Rebele made the decision to go electric instead, but was disappointed to learn that the possibilities at the time could only travel at a speed of 5 mph. Rebele remembers wondering, "How come a Tesla can travel 120 miles per hour. Rebele founded Pure Watercraft in 2011 and then spent several years developing a system that includes high-performance batteries coupled with a powerful, lightweight motor and controller, capitalizing on technological advancements made for electric cars. "The electric propulsion boat companies didn't have any answers, but I knew it had to be possible," Rebele said. He claims that gas-powered motor businesses, in contrast, use leftovers from the 1950s' automobile industry.

In September 2019, Pure Watercraft shipped its first products to consumers. In addition to the $14,500 for the batteries and engine, the system also costs $2,000 for a charging apparatus. A normal boat, such as a fishing boat or a rigid inflatable, will go at roughly 25 miles per hour with the Pure Watercraft motor, according to Rebele. Although it's nearly difficult to build a boat that is completely silent once wind and waves are taken into account, the motor has also been built to be as quiet as feasible.

Burning Gasoline Harms Us And Our Environment

The potential for electric outboard motors to reduce pollution is enormous. After instance, the website Fueleconomy.gov maintained by the U.S. government estimates that every gallon of gasoline burnt releases 20 pounds of carbon dioxide into the atmosphere. A boat's carbon footprint won't be totally eliminated even if it switches to electric propulsion unless the batteries are charged with electricity produced from renewable sources that don't consume any fossil fuels. Additionally, as Rebele points out, electric propulsion lessens additional outboard motor pollution that is detrimental to human health and the environment.
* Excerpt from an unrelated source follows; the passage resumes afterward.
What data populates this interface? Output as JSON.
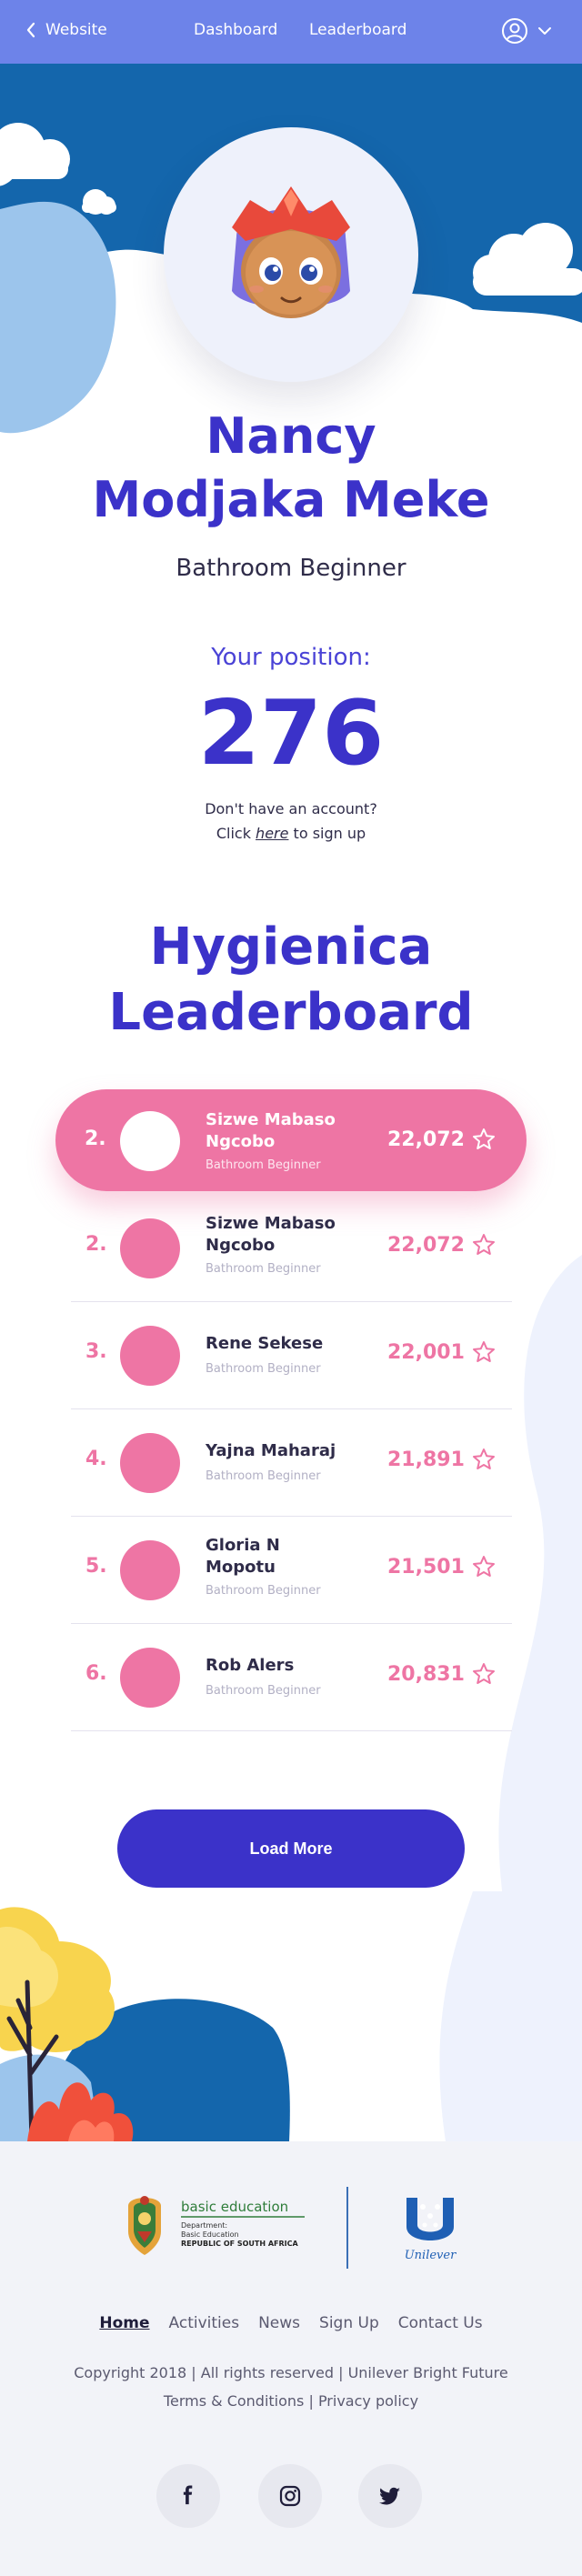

A northern California rowing association, one of Pure Watercraft's first clients, intends to swap out the gasoline motors on its eight coaching launches. This will remove as much non-CO2 pollution as removing 1,000 cars off the road, including particles, carbon monoxide, and nitrogen oxides that contribute to smog and acid rain. The ability to modernize older boats is another benefit of electric outboard engines. In this video from the American Society of Naval Engineers, a mahogany craft constructed in 1929 is propelled by a Pure Watercraft outboard motor.